One example of how incredibly tedious this paper is. I volunteered to write for the features team as they were short on volunteers. I soon realised why. After writing a fairly entertaining piece on adult content in kids films, I sent it off to the editor, mildly happy that I’d done a decent job on my first attempt. I received a friendly, but incredibly frustrating reply informing me that whilst they liked the piece, the powers that be ‘loathe ‘I’ pieces’. In other words, they hate anybody writing in the first person, and not in the robotic third person style that has become the norm for the paper.

I was frustrated because, whilst I anticipate and expect changes to be made to my copy, I can’t understand the mentality of anyone literally banning the use of first person narrative just because they don’t like it.  Who on earth writes third person features? Yes, opinion pieces can get boring and a paper full of them would be dreadful, but can’t someone, anyone inject some life and spark into a newspaper that has about as much life in it as Barbara Windsor’s tits?

It all seems like too much hard work for such little gain. I sound like a right div, but if I can’t achieve what I want in journalism, or in the media or in any form of writing, I’d rather just go and become a gardener or a builder than write absolute crap that I just don’t care about. Again, this is where people will pop in and go “life doesn’t work like that!”, but speaking idyllically, why can’t it? Just because someone had to suck cock and make tea on the way to the top doesn’t mean everybody has to. The day I get enthused about 400 words on why students drink too much is the day I lose a little bit of my soul and my spirit. Yeah it could be worse, I could have some arsehole boss making me work all the hours in the world, or I could be on a building site ten hours a day, but I’m not, and so in my world, my discord is based on the bastardisation of creativity and the terminal illness of journalism.

“You cannot make friends with the rock stars” said Lester Bangs in the film Almost Famous. He was referring to a young journalist in the music world who was about to go on tour with his favourite band to write a feature on them (one presumes in the first fucking person.) I can only offer the advice of ‘you cannot make friends with journalists’ because all they long for in life is to fuck the other person over and get ahead for themselves. That’s the main urban myth I can’t stand in journalism, that you’ve got to work in a team to get the most out of it. Absolute bollocks, no-one likes working with other people, everyone wants to get all the glory themselves. And why not, I’m certainly the same but at least I can admit it and not masquerade about trying to do the best for everyone.

Hypocrisy, back-stabbing and let’s be honest, probably shit loads of molestation. That’s journalism for you, and I’m only on the student side.

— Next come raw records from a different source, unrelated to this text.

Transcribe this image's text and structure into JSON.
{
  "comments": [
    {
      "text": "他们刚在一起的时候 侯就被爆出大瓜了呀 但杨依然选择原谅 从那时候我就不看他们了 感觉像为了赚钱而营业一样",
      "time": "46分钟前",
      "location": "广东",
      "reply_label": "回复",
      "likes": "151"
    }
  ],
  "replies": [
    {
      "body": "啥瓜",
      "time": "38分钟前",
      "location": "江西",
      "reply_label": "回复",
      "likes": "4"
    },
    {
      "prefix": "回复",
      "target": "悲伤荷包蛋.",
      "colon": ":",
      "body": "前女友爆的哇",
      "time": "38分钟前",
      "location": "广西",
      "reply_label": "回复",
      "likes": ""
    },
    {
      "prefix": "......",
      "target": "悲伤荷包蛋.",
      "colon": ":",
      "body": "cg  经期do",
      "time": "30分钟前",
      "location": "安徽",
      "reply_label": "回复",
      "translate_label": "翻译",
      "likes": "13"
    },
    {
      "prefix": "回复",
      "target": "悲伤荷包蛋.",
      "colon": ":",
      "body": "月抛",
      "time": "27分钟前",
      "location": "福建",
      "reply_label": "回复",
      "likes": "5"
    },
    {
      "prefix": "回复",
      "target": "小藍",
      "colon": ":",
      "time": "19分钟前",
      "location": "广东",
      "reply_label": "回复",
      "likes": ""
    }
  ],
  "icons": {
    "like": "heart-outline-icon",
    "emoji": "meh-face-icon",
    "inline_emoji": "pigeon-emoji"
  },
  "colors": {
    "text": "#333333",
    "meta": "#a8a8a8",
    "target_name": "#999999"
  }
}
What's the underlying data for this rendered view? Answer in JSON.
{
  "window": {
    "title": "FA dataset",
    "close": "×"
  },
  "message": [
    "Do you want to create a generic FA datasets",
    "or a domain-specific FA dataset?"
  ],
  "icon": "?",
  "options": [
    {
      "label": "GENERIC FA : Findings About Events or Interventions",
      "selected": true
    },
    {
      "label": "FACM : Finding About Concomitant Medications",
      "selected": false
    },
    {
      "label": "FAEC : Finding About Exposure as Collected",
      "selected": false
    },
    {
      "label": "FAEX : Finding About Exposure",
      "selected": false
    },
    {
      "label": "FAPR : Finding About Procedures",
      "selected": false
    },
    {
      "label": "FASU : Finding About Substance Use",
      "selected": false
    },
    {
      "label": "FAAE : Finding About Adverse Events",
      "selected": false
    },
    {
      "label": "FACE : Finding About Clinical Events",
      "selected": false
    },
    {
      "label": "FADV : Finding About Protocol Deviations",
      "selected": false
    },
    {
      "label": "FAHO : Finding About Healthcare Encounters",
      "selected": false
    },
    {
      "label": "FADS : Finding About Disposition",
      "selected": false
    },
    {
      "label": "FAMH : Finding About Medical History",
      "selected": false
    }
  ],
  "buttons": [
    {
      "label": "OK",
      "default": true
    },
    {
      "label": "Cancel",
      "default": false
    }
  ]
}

God knows what happens when you get to the big boys, coked up paranoid wrecks desperately trying to pay their mortgage by flogging articles on ‘Top 5 Spoons!’ and ‘Why men are bastards.” I’ll tell you why I’m a bastard, because I couldn’t give a shit about boring writing, especially discussions on spoons, because the whole world knows that the only spoon worth bothering with is Bill Spoon, the scouse Barry Manilow.

Whatever, maybe I’m just not cut out for this, or maybe I’m better equipped that anyone else to succeed. As my spiritual brother once sang, I see no changes, wake up in the morning and ask myself, is life worth living should I blast myself?